All five are winners of the new RAEng Engineers Trust Young Engineer of the Year competition, which was supported by the Worshipful Company of Engineers. The five prizes of £3,000 are presented to early-career engineers whose achievements are recognised as outstanding.
Arup senior engineer John Collins was described as one of the youngest top suspension bridge engineers in the country; he has worked on complex projects on both the Humber Bridge and Forth Road Bridge. He graduated from Durham University and joined Arup in 2007, becoming a chartered engineer just three years after graduating.
Collins played a key role when a fracture occurred in the Forth Road Bridge, working on the repair of the truss end link as well as monitoring and interpreting instrumentation during the load tests. The bridge re-opened to traffic ahead of schedule, and he remains involved with the project.
For his work on the complex scheme to replace the main span bearings of Humber Bridge, Collins received the Institution of Engineering & Technology’s Sir Henry Royce Medal for Young Professionals in 2012. The project later won an award from the Yorkshire & Humber region of the Institution of Civil Engineers.
The overall winner of the Young Engineer of the Year awards, Dr Sithamparanathan Sabesan, received the Sir George Macfarlane Medal for his work in the area of accurate battery-free radio frequency identification (RFID) tag tracking. The other award winners have worked on what makes lithium ion batteries explode, new alloys for the nuclear industry and 3D audio systems for cars.
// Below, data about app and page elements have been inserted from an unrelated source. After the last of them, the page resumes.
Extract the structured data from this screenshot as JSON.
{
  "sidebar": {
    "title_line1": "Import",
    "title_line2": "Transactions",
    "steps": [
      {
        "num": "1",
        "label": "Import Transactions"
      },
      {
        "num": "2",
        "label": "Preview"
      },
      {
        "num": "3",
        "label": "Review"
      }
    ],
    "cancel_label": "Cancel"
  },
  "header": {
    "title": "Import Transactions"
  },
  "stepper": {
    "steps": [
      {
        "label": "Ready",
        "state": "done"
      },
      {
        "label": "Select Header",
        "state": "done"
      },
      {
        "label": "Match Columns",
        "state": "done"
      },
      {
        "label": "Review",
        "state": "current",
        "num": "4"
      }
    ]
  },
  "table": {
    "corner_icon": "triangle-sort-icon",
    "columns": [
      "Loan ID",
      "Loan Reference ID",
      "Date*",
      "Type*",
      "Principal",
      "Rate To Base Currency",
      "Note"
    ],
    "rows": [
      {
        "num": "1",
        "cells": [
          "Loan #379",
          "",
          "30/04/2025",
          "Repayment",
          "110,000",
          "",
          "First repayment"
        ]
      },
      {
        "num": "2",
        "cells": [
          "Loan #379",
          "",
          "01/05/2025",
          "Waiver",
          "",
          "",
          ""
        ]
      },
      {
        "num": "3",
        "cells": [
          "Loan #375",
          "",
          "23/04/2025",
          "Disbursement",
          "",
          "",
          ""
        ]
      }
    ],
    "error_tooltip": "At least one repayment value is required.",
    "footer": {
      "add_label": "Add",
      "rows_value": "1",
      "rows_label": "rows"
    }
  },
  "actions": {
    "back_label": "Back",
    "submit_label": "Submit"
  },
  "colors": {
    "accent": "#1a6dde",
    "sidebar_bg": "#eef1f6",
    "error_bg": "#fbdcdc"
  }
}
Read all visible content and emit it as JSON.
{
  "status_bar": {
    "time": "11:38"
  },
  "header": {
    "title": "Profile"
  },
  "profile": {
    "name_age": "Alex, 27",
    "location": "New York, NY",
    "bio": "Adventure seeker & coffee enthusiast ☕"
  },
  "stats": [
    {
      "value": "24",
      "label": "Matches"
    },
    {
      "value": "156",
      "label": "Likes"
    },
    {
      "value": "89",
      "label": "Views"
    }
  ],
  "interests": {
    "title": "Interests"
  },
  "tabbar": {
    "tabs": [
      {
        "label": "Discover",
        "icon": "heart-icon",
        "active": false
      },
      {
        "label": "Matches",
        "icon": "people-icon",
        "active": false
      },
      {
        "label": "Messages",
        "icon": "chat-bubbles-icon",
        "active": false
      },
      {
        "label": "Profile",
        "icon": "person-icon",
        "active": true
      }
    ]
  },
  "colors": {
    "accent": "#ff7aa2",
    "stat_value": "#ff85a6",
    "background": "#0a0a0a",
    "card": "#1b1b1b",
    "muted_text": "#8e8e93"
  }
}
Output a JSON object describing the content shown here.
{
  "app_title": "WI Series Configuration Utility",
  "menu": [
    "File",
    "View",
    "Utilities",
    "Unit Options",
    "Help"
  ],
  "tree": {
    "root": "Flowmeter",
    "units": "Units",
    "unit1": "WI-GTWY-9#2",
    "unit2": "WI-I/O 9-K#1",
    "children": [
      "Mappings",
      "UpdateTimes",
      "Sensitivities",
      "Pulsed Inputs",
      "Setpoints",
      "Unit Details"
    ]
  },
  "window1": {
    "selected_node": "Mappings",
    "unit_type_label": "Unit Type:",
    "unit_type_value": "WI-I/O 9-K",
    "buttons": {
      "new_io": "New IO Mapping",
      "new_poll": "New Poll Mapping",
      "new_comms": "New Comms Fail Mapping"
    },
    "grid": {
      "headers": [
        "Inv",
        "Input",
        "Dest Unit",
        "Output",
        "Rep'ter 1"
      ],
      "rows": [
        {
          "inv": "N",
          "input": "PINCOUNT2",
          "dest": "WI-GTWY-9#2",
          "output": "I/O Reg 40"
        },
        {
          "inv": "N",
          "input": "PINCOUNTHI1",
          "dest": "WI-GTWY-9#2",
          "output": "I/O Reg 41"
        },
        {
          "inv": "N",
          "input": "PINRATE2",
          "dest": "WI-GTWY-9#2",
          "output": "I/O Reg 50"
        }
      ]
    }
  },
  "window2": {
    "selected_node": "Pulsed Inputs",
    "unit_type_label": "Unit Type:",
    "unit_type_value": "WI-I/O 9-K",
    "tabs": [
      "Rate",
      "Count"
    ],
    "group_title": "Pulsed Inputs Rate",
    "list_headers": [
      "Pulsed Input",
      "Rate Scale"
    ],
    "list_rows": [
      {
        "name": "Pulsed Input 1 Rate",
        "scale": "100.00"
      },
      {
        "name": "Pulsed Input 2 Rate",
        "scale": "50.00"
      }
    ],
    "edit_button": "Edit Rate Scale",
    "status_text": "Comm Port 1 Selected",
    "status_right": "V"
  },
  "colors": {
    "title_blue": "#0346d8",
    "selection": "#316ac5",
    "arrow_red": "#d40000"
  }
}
Awards were presented by engineer, author and broadcaster Roma Agrawal, who said: “I’m delighted to present these exciting and important awards to five engineers who are a real inspiration both to younger engineers and to students who might be considering engineering as a career. They are each pioneers in their fields, driving change and innovation and leading critical projects across the profession."